Every director starts off somewhere. Often times with a shoestring budget and a collection of actors with about as much experience as you or eye in front of the camera, these “first films” can, more often than not, be classified into two categories. First there are the thrilling, envelope pushing debuts that take the budgetary constraints and use them as a key to unlock such creativity that the film becomes something wholly original. And the others, well, they can be called admirable failures.
However, there are a few debut feature films that defy classification, defy what one should conceptually be able to do the first time jumping behind the camera. Think Citizen Kane. Think a film like Blood Simple. Think a film like John Cassavetes’ Shadows.
Cassavetes’ first directorial effort, this film is not only a genuinely affecting piece of no-budget cinema, but is in many ways the launching pad for both a deeply influential career, and an entire American independent film movement that finds this picture’s energy still being an influence to this very day.
Bowing at the end of the ‘50s, the film hit theaters like a bolt of no-budget lightning, coming in and since changing the entire American independent scene. The film introduces us to Leila (Leila Goldoni), who happens to fall for a man named Tony (Anthony Ray). However, while the relationship itself plays as the film’s main focal point, it’s also important to note that race plays a huge part of this film’s narrative, as the light-skinned African-American Leila has fallen in love with the white Tony. An unforgettable time capsule, Cassavete’s debut film (shot for a mind-blowingly small sum of $40,000) is both a thought-provoking relationship drama and also a turning point for American independent film.
Occasionally, there are films that hit with such force, that they become like a rock in the middle of a stream. Forever altering the flow of that stream, Shadows is very much fitting of that bill. Cassavetes’ directorial aesthetic is this film’s biggest draw, and in turn become one of the most influential styles in all of American cinema. Bred entirely out of acting improvisations, the film has a spark under its skin unlike anything you’ll find in American cinema prior, or following. A watershed moment for independent film, this contrast-heavy black and white film is breathlessly kinetic, featuring claustrophobic close ups, wonderfully lit interiors and some of the most interesting shots of New York City ever committed to film.
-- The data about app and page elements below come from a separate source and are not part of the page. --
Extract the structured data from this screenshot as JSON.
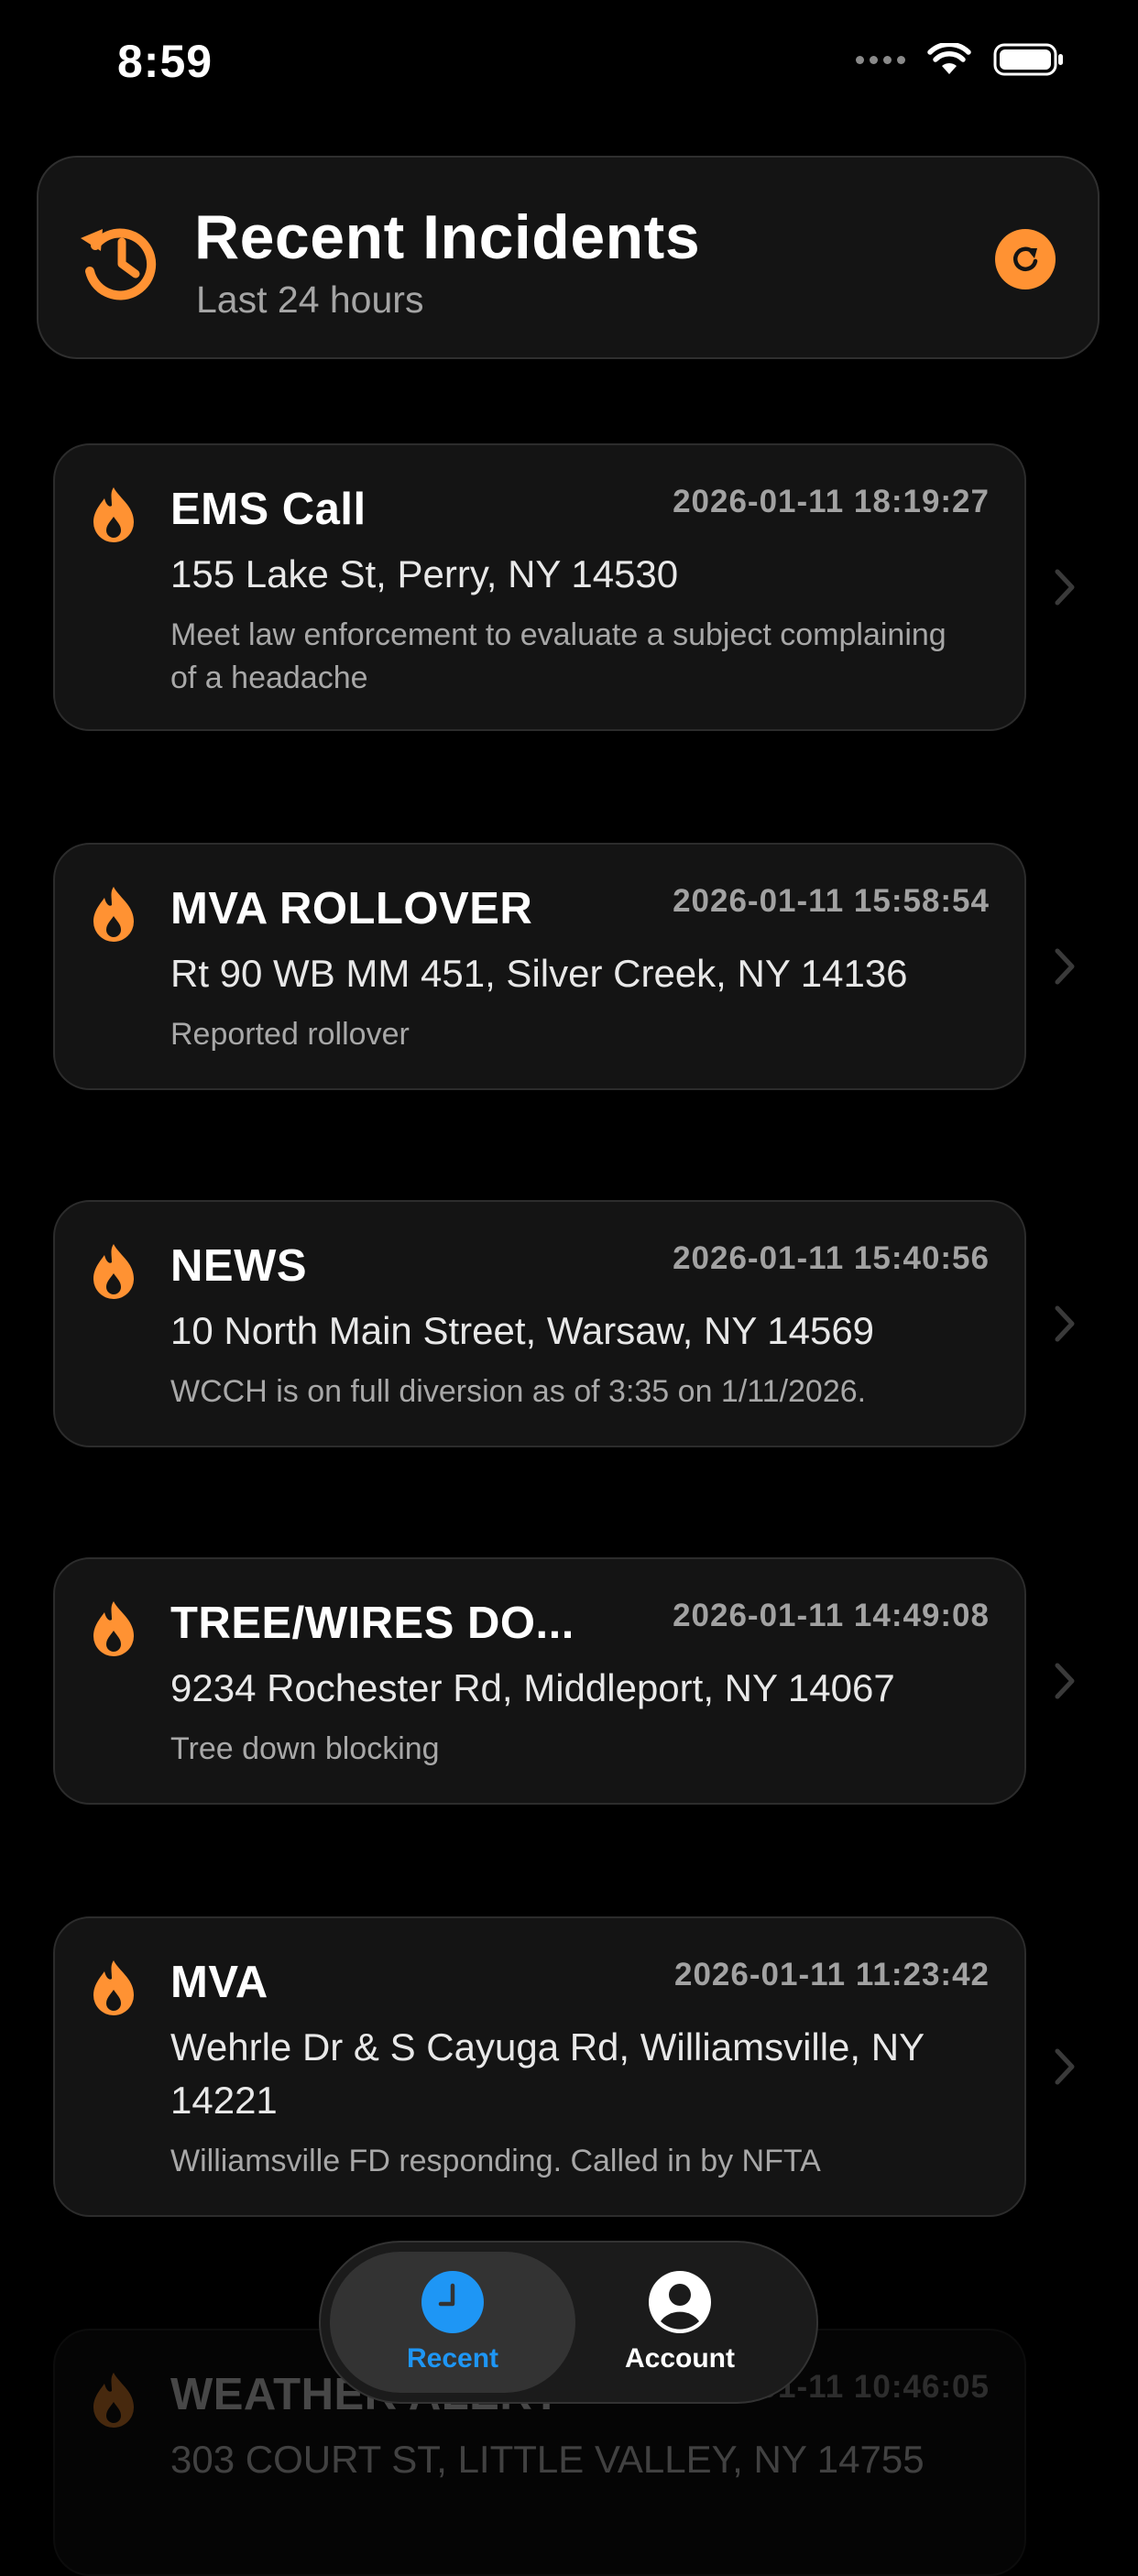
{
  "status_bar": {
    "time": "8:59"
  },
  "header": {
    "title": "Recent Incidents",
    "subtitle": "Last 24 hours",
    "icon": "history-clock-icon",
    "action_icon": "refresh-icon",
    "accent_color": "#ff9233"
  },
  "incidents": [
    {
      "title": "EMS Call",
      "timestamp": "2026-01-11 18:19:27",
      "address": "155 Lake St, Perry, NY 14530",
      "description": "Meet law enforcement to evaluate a subject complaining of a headache"
    },
    {
      "title": "MVA ROLLOVER",
      "timestamp": "2026-01-11 15:58:54",
      "address": "Rt 90 WB MM 451, Silver Creek, NY 14136",
      "description": "Reported rollover"
    },
    {
      "title": "NEWS",
      "timestamp": "2026-01-11 15:40:56",
      "address": "10 North Main Street, Warsaw, NY 14569",
      "description": "WCCH is on full diversion as of 3:35 on 1/11/2026."
    },
    {
      "title": "TREE/WIRES DO...",
      "timestamp": "2026-01-11 14:49:08",
      "address": "9234 Rochester Rd, Middleport, NY 14067",
      "description": "Tree down blocking"
    },
    {
      "title": "MVA",
      "timestamp": "2026-01-11 11:23:42",
      "address": "Wehrle Dr & S Cayuga Rd, Williamsville, NY 14221",
      "description": "Williamsville FD responding. Called in by NFTA"
    },
    {
      "title": "WEATHER ALERT",
      "timestamp": "2026-01-11 10:46:05",
      "address": "303 COURT ST, LITTLE VALLEY, NY 14755",
      "description": ""
    }
  ],
  "tab_bar": {
    "tabs": [
      {
        "label": "Recent",
        "icon": "clock-icon",
        "active": true,
        "color": "#1e96f5"
      },
      {
        "label": "Account",
        "icon": "account-icon",
        "active": false,
        "color": "#ffffff"
      }
    ]
  }
}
And, like many great first feature films, or any great and important envelope pushing features, it still feels as fresh (if not more so) today as it did when it first arrived in theaters. The film’s ever talked about sense of realism, energy and naturalism is still influential with regards to independent cinema, with handfuls of shots (particularly its strict use of close-ups) being used to this very day, the film feels almost more alive today than it has ever felt. Impressionistic and dynamic in every way cinematically imaginable, the film feels completely rough around the edges, but in a way that breathes new life into what one believes cinema can truly be.
Performance wise, the film is, once again rough, but once again utterly vital. With great turns from the likes of Goldoni, Ray, and co-stars Ben Carruthers and Hugh Hurd, the film doesn’t just derive its sense of pure and unbridled cinematic energy from its avant-garde director. Again, with much of its narrative drawn from improvisation work, the film feels rough around all of its edges, but in a way that doesn’t feel as though it takes away from the film’s power. If anything, this roughness brings with it an entirely new level of depth and power rarely mined by even the best of American independent film that has cropped up since this groundbreaking film’s release.
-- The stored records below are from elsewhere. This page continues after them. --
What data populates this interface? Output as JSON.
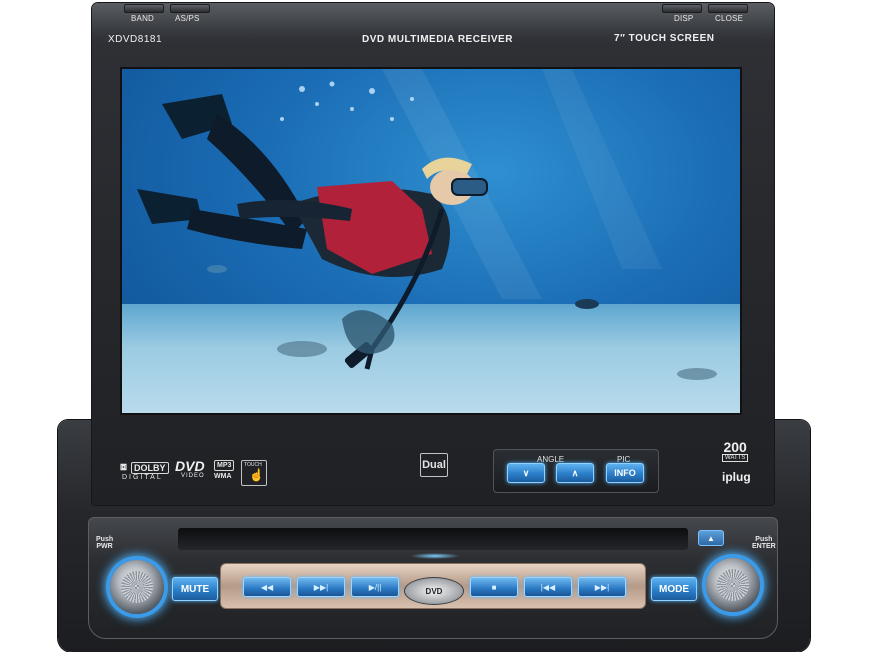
{
  "monitor": {
    "model": "XDVD8181",
    "title": "DVD MULTIMEDIA RECEIVER",
    "screen_size": "7",
    "screen_label": "TOUCH SCREEN",
    "top_left_buttons": [
      "BAND",
      "AS/PS"
    ],
    "top_right_buttons": [
      "DISP",
      "CLOSE"
    ],
    "brand": "Dual",
    "badges": {
      "dolby": "DOLBY",
      "digital": "DIGITAL",
      "dvd": "DVD",
      "dvd_sub": "VIDEO",
      "mp3": "MP3",
      "wma": "WMA",
      "touch": "TOUCH"
    },
    "controls": {
      "angle_label": "ANGLE",
      "pic_label": "PIC",
      "info_label": "INFO",
      "down_symbol": "∨",
      "up_symbol": "∧"
    },
    "watts_value": "200",
    "watts_unit": "WATTS",
    "plug_label": "iplug"
  },
  "base": {
    "push_left": "Push",
    "pwr": "PWR",
    "push_right": "Push",
    "enter": "ENTER",
    "mute": "MUTE",
    "mode": "MODE",
    "dvd_logo": "DVD",
    "eject": "▲",
    "transport": [
      "◀◀",
      "▶▶|",
      "▶/||",
      "■",
      "|◀◀",
      "▶▶|"
    ]
  },
  "colors": {
    "accent_blue": "#2a7ec8",
    "glow_blue": "#4fb4ff",
    "housing": "#26282c"
  }
}
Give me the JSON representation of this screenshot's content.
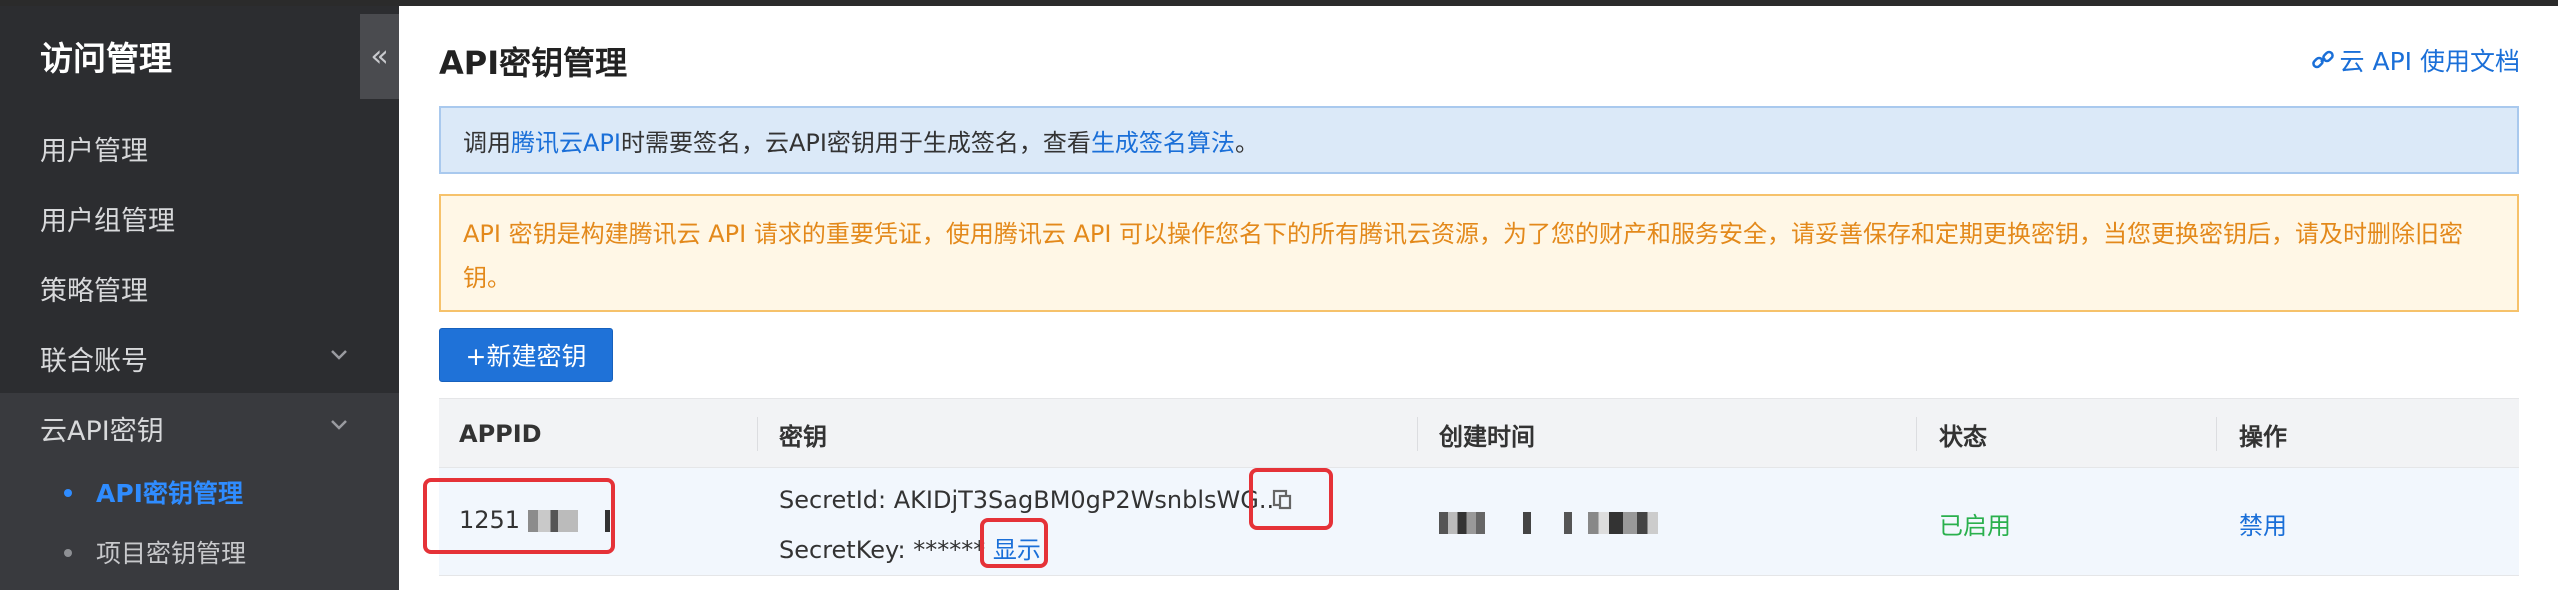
{
  "sidebar": {
    "title": "访问管理",
    "collapse_icon": "«",
    "items": [
      {
        "label": "用户管理"
      },
      {
        "label": "用户组管理"
      },
      {
        "label": "策略管理"
      },
      {
        "label": "联合账号"
      },
      {
        "label": "云API密钥"
      }
    ],
    "sub_items": [
      {
        "label": "API密钥管理",
        "active": true
      },
      {
        "label": "项目密钥管理",
        "active": false
      }
    ]
  },
  "main": {
    "title": "API密钥管理",
    "doc_link": "云 API 使用文档",
    "info": {
      "prefix": "调用",
      "link1": "腾讯云API",
      "middle": "时需要签名，云API密钥用于生成签名，查看",
      "link2": "生成签名算法",
      "suffix": "。"
    },
    "warning": "API 密钥是构建腾讯云 API 请求的重要凭证，使用腾讯云 API 可以操作您名下的所有腾讯云资源，为了您的财产和服务安全，请妥善保存和定期更换密钥，当您更换密钥后，请及时删除旧密钥。",
    "new_button": "+新建密钥",
    "table": {
      "headers": [
        "APPID",
        "密钥",
        "创建时间",
        "状态",
        "操作"
      ],
      "rows": [
        {
          "appid": "1251",
          "secret_id": "SecretId: AKIDjT3SagBM0gP2WsnblsWG..",
          "secret_key": "SecretKey: ******",
          "show": "显示",
          "status": "已启用",
          "action": "禁用"
        }
      ]
    }
  },
  "colors": {
    "sidebar_bg": "#2c2d30",
    "accent": "#1f72d8",
    "status_on": "#2ab04d",
    "highlight": "#e53238"
  }
}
With a percussiveness, say a punk rock-nature, found within something like the French New Wave, this game-changing drama is, from its black and white photography all the way down to its breathless jazz score from Charles Mingus, is as influential and important a film as the American independent film scene has ever seen come across its screen. And now, as part of Criterion’s much anticipated Blu-ray upgrade of their John Cassavetes: Five Films box set, it’s finally arrived in wondrous HD.
Always standing as a definitive restoration for The Criterion Collection (hence the enthralling restoration demonstration found on this release), the Blu-ray edition looks breathtaking. With a crispness that both updates the picture while never allowing for the kinetic energy of each frame to dissipate, the audio and visual aspects of this release are top notch. The Blu-ray ports over the demonstration, some silent footage from the Cassavetes-Lane Drama Workshop from which this picture arose, and some stills, posters and a trailer. However, instead of standing as its own disk like in the first release, the 200 minute documentary A Constant Forge: The Life And Art Of John Cassavetes is included here. A supremely dense look at the legendary filmmaker, this is a must watch for any cinephile.
Next up? We will discuss a film that arrived roughly a decade later, Faces.